-- Input for this task follows --

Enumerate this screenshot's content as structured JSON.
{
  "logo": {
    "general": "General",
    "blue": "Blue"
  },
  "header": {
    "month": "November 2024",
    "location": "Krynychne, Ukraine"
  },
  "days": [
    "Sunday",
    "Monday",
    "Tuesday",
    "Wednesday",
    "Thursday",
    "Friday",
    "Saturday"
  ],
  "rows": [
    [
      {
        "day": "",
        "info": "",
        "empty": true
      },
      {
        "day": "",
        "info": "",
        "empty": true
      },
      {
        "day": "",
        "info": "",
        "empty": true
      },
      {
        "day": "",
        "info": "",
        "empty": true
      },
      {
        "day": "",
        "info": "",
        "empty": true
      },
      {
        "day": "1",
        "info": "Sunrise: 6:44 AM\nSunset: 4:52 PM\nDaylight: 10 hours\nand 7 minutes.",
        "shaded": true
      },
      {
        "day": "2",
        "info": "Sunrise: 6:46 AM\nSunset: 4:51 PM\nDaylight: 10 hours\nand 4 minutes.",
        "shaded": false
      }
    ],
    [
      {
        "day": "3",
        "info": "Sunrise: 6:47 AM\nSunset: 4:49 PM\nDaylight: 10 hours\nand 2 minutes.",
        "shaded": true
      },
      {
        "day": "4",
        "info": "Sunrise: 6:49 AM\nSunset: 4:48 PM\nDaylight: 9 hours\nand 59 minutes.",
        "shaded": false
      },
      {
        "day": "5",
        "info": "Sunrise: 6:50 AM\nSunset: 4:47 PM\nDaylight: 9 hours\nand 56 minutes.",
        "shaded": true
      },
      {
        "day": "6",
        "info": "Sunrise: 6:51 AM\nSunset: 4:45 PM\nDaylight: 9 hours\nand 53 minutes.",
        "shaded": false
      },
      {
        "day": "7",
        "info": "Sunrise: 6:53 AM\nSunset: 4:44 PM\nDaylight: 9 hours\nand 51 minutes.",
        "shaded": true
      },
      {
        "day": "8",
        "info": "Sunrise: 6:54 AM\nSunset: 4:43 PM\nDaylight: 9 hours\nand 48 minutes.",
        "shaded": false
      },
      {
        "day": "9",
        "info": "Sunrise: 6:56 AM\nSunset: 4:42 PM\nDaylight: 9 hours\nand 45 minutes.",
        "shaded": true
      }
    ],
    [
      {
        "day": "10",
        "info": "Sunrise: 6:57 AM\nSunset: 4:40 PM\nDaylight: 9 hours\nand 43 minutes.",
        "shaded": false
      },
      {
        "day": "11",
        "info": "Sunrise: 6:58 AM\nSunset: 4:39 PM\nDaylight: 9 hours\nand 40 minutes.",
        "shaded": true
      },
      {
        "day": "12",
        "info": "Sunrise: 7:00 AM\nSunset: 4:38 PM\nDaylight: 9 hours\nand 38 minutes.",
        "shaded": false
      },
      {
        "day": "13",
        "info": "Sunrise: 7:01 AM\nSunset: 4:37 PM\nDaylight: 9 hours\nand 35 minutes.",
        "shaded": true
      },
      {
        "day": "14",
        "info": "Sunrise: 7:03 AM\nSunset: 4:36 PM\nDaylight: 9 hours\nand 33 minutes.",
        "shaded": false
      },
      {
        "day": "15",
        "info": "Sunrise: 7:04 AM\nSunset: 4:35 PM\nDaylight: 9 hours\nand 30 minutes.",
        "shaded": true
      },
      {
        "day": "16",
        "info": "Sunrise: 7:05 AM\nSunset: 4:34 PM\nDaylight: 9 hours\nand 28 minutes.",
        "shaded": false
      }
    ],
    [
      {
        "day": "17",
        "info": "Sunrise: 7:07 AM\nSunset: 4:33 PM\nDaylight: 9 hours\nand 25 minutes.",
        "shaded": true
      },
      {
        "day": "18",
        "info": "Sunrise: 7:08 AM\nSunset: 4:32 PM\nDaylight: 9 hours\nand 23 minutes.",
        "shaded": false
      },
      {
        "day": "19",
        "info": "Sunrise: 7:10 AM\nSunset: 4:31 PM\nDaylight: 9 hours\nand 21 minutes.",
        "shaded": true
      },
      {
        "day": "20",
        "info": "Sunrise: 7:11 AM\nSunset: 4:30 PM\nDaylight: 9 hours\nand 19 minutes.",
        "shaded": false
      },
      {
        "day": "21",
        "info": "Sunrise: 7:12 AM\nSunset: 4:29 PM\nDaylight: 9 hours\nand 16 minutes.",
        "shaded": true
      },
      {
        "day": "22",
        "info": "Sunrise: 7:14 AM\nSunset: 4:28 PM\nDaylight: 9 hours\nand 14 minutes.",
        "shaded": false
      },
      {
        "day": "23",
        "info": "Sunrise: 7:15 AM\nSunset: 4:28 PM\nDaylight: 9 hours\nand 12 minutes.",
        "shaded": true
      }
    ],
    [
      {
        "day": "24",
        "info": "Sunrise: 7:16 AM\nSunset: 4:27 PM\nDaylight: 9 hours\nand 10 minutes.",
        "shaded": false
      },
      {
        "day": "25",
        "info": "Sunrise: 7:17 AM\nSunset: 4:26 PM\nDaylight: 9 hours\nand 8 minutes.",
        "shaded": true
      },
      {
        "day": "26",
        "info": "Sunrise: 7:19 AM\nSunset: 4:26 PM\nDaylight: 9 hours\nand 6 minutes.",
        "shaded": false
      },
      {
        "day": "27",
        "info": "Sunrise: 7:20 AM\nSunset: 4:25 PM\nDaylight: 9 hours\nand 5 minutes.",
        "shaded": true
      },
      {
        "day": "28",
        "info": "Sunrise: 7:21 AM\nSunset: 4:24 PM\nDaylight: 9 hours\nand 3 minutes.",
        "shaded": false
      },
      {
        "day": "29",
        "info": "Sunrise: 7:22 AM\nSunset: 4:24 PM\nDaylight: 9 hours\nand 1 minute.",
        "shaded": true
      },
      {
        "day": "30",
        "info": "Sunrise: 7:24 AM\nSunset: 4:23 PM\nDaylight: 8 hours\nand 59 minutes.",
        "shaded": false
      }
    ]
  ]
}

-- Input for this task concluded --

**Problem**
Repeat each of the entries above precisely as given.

**Task result**
Enumerate this screenshot's content as structured JSON.
{
  "logo": {
    "general": "General",
    "blue": "Blue"
  },
  "header": {
    "month": "November 2024",
    "location": "Krynychne, Ukraine"
  },
  "days": [
    "Sunday",
    "Monday",
    "Tuesday",
    "Wednesday",
    "Thursday",
    "Friday",
    "Saturday"
  ],
  "rows": [
    [
      {
        "day": "",
        "info": "",
        "empty": true
      },
      {
        "day": "",
        "info": "",
        "empty": true
      },
      {
        "day": "",
        "info": "",
        "empty": true
      },
      {
        "day": "",
        "info": "",
        "empty": true
      },
      {
        "day": "",
        "info": "",
        "empty": true
      },
      {
        "day": "1",
        "info": "Sunrise: 6:44 AM\nSunset: 4:52 PM\nDaylight: 10 hours\nand 7 minutes.",
        "shaded": true
      },
      {
        "day": "2",
        "info": "Sunrise: 6:46 AM\nSunset: 4:51 PM\nDaylight: 10 hours\nand 4 minutes.",
        "shaded": false
      }
    ],
    [
      {
        "day": "3",
        "info": "Sunrise: 6:47 AM\nSunset: 4:49 PM\nDaylight: 10 hours\nand 2 minutes.",
        "shaded": true
      },
      {
        "day": "4",
        "info": "Sunrise: 6:49 AM\nSunset: 4:48 PM\nDaylight: 9 hours\nand 59 minutes.",
        "shaded": false
      },
      {
        "day": "5",
        "info": "Sunrise: 6:50 AM\nSunset: 4:47 PM\nDaylight: 9 hours\nand 56 minutes.",
        "shaded": true
      },
      {
        "day": "6",
        "info": "Sunrise: 6:51 AM\nSunset: 4:45 PM\nDaylight: 9 hours\nand 53 minutes.",
        "shaded": false
      },
      {
        "day": "7",
        "info": "Sunrise: 6:53 AM\nSunset: 4:44 PM\nDaylight: 9 hours\nand 51 minutes.",
        "shaded": true
      },
      {
        "day": "8",
        "info": "Sunrise: 6:54 AM\nSunset: 4:43 PM\nDaylight: 9 hours\nand 48 minutes.",
        "shaded": false
      },
      {
        "day": "9",
        "info": "Sunrise: 6:56 AM\nSunset: 4:42 PM\nDaylight: 9 hours\nand 45 minutes.",
        "shaded": true
      }
    ],
    [
      {
        "day": "10",
        "info": "Sunrise: 6:57 AM\nSunset: 4:40 PM\nDaylight: 9 hours\nand 43 minutes.",
        "shaded": false
      },
      {
        "day": "11",
        "info": "Sunrise: 6:58 AM\nSunset: 4:39 PM\nDaylight: 9 hours\nand 40 minutes.",
        "shaded": true
      },
      {
        "day": "12",
        "info": "Sunrise: 7:00 AM\nSunset: 4:38 PM\nDaylight: 9 hours\nand 38 minutes.",
        "shaded": false
      },
      {
        "day": "13",
        "info": "Sunrise: 7:01 AM\nSunset: 4:37 PM\nDaylight: 9 hours\nand 35 minutes.",
        "shaded": true
      },
      {
        "day": "14",
        "info": "Sunrise: 7:03 AM\nSunset: 4:36 PM\nDaylight: 9 hours\nand 33 minutes.",
        "shaded": false
      },
      {
        "day": "15",
        "info": "Sunrise: 7:04 AM\nSunset: 4:35 PM\nDaylight: 9 hours\nand 30 minutes.",
        "shaded": true
      },
      {
        "day": "16",
        "info": "Sunrise: 7:05 AM\nSunset: 4:34 PM\nDaylight: 9 hours\nand 28 minutes.",
        "shaded": false
      }
    ],
    [
      {
        "day": "17",
        "info": "Sunrise: 7:07 AM\nSunset: 4:33 PM\nDaylight: 9 hours\nand 25 minutes.",
        "shaded": true
      },
      {
        "day": "18",
        "info": "Sunrise: 7:08 AM\nSunset: 4:32 PM\nDaylight: 9 hours\nand 23 minutes.",
        "shaded": false
      },
      {
        "day": "19",
        "info": "Sunrise: 7:10 AM\nSunset: 4:31 PM\nDaylight: 9 hours\nand 21 minutes.",
        "shaded": true
      },
      {
        "day": "20",
        "info": "Sunrise: 7:11 AM\nSunset: 4:30 PM\nDaylight: 9 hours\nand 19 minutes.",
        "shaded": false
      },
      {
        "day": "21",
        "info": "Sunrise: 7:12 AM\nSunset: 4:29 PM\nDaylight: 9 hours\nand 16 minutes.",
        "shaded": true
      },
      {
        "day": "22",
        "info": "Sunrise: 7:14 AM\nSunset: 4:28 PM\nDaylight: 9 hours\nand 14 minutes.",
        "shaded": false
      },
      {
        "day": "23",
        "info": "Sunrise: 7:15 AM\nSunset: 4:28 PM\nDaylight: 9 hours\nand 12 minutes.",
        "shaded": true
      }
    ],
    [
      {
        "day": "24",
        "info": "Sunrise: 7:16 AM\nSunset: 4:27 PM\nDaylight: 9 hours\nand 10 minutes.",
        "shaded": false
      },
      {
        "day": "25",
        "info": "Sunrise: 7:17 AM\nSunset: 4:26 PM\nDaylight: 9 hours\nand 8 minutes.",
        "shaded": true
      },
      {
        "day": "26",
        "info": "Sunrise: 7:19 AM\nSunset: 4:26 PM\nDaylight: 9 hours\nand 6 minutes.",
        "shaded": false
      },
      {
        "day": "27",
        "info": "Sunrise: 7:20 AM\nSunset: 4:25 PM\nDaylight: 9 hours\nand 5 minutes.",
        "shaded": true
      },
      {
        "day": "28",
        "info": "Sunrise: 7:21 AM\nSunset: 4:24 PM\nDaylight: 9 hours\nand 3 minutes.",
        "shaded": false
      },
      {
        "day": "29",
        "info": "Sunrise: 7:22 AM\nSunset: 4:24 PM\nDaylight: 9 hours\nand 1 minute.",
        "shaded": true
      },
      {
        "day": "30",
        "info": "Sunrise: 7:24 AM\nSunset: 4:23 PM\nDaylight: 8 hours\nand 59 minutes.",
        "shaded": false
      }
    ]
  ]
}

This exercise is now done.